_About this exercise:_
This task calls for copying every line in the data below that contains the word "JSON".

---- Records shown

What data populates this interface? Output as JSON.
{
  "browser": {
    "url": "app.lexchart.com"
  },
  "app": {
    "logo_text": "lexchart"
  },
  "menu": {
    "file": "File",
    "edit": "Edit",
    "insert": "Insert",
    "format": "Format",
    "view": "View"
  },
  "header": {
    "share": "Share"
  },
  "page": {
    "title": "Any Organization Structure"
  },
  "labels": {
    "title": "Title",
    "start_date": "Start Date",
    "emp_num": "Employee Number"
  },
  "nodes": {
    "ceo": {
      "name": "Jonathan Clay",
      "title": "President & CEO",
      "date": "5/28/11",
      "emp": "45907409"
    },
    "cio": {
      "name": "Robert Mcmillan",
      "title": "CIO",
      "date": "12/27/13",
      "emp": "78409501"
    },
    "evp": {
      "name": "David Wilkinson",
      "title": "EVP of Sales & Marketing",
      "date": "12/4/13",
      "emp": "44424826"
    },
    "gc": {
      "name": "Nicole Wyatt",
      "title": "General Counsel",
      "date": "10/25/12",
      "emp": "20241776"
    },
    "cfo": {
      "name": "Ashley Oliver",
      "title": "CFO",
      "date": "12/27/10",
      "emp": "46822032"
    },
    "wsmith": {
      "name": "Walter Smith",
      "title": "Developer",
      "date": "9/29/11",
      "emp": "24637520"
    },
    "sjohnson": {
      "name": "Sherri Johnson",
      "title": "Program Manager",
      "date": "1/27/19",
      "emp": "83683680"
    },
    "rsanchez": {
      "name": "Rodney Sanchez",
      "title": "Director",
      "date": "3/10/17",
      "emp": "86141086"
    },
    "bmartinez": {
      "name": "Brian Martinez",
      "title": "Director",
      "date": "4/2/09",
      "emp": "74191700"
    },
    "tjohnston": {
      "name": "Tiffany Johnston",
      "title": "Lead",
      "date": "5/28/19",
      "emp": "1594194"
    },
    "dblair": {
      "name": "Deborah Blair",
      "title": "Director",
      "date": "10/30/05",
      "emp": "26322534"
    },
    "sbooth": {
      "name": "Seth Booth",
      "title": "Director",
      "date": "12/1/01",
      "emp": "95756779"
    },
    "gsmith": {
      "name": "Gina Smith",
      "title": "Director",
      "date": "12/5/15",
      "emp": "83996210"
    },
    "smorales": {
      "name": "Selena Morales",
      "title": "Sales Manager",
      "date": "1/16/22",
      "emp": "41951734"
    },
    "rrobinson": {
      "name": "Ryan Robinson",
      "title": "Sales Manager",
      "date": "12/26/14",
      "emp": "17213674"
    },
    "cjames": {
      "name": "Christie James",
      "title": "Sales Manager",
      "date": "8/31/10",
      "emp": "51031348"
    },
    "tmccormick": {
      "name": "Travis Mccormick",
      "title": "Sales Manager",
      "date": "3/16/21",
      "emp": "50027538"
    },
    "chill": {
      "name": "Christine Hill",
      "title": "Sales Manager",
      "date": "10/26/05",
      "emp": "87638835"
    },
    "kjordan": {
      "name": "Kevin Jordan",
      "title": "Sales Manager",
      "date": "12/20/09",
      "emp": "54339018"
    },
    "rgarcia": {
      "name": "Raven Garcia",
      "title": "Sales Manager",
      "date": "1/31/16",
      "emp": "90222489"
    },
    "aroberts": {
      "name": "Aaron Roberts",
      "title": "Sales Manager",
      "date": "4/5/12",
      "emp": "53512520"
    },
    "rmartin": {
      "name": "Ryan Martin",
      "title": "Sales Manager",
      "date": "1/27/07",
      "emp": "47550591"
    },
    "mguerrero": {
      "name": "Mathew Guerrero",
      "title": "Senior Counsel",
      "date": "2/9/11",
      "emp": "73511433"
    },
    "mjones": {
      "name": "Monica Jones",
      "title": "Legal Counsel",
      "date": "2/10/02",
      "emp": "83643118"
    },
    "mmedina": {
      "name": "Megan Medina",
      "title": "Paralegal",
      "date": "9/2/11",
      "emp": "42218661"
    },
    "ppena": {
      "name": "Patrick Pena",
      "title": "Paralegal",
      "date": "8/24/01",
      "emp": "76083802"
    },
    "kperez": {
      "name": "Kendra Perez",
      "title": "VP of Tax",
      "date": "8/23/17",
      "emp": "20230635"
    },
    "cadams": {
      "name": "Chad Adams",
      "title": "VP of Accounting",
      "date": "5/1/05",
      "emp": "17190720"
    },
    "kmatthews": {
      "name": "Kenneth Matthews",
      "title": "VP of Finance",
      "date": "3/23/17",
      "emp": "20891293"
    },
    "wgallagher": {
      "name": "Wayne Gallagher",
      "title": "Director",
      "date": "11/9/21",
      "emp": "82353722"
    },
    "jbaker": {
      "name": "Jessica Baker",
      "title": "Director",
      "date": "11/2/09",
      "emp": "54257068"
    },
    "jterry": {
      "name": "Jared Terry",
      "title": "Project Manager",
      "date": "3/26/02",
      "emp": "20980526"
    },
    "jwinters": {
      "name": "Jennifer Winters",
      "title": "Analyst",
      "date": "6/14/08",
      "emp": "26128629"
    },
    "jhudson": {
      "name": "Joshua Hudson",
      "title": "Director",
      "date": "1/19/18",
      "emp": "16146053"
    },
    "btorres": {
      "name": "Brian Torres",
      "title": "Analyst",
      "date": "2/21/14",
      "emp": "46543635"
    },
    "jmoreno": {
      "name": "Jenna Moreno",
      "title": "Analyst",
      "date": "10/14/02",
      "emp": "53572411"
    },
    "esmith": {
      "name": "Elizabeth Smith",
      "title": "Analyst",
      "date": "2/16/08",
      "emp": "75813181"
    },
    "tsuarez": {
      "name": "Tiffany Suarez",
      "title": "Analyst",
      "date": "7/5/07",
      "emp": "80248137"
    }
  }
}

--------
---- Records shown

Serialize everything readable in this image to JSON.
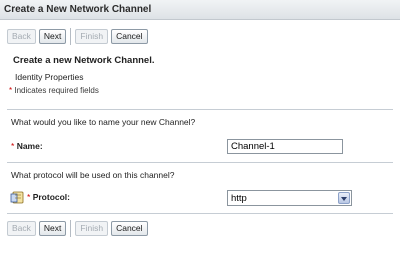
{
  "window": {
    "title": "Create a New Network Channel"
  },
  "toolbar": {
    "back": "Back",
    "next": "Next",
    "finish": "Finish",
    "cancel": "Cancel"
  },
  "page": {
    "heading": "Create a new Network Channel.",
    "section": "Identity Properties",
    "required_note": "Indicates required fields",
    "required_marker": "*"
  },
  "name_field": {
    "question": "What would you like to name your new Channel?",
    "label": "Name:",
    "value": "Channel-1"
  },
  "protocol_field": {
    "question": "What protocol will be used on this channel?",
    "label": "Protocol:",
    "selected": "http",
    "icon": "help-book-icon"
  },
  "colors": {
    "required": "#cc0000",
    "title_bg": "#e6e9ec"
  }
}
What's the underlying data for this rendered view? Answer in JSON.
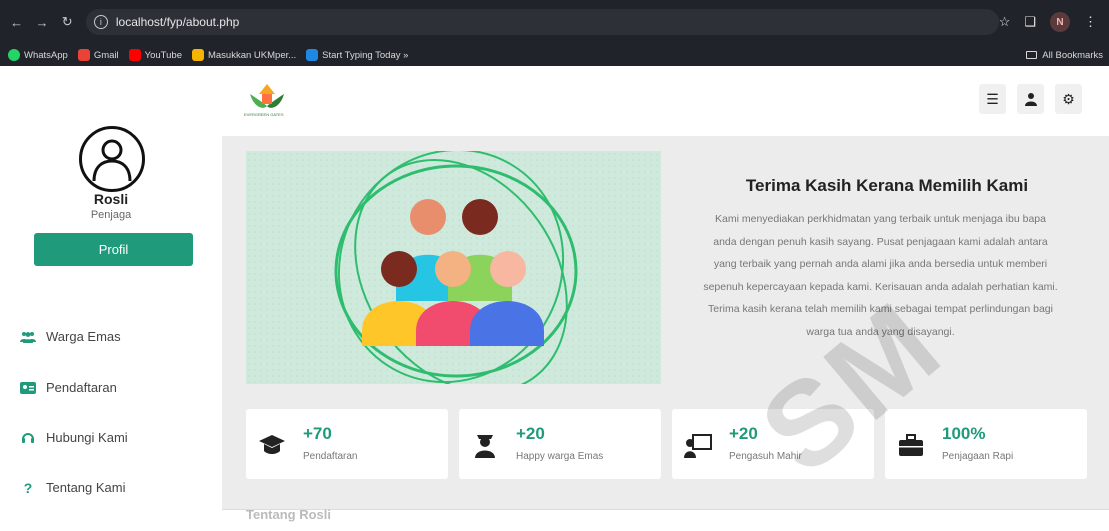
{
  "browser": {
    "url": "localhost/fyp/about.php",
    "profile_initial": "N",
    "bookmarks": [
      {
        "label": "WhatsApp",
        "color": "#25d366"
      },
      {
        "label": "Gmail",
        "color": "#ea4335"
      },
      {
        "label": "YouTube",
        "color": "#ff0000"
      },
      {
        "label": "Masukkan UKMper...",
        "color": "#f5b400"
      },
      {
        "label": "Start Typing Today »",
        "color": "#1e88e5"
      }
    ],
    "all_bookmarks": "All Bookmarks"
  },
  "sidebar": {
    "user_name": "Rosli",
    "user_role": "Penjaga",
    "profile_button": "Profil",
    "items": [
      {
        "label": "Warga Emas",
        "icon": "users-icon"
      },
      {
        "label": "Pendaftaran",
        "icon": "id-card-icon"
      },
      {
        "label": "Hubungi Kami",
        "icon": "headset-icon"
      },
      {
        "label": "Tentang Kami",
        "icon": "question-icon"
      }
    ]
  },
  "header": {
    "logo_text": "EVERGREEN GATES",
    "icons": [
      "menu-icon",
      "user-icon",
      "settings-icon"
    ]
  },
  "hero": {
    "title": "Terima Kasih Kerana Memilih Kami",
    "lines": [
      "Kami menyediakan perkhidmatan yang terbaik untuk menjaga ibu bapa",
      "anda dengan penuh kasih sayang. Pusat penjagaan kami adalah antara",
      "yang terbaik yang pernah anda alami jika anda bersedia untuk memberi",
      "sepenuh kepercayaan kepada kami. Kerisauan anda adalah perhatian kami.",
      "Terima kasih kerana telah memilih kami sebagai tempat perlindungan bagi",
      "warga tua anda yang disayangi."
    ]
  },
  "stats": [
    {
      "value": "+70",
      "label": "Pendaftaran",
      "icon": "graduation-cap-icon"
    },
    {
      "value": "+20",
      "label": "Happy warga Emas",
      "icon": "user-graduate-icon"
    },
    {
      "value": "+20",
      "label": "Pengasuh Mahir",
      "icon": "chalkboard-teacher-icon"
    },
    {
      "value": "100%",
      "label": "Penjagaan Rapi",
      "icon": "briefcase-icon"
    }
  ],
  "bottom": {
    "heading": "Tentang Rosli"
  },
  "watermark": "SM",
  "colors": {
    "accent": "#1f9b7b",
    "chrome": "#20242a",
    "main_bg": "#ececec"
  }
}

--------

_Response for this exercise:_
What data populates this interface? Output as JSON.
Serialize everything readable in this image to JSON.
What's the underlying data for this rendered view? Answer in JSON.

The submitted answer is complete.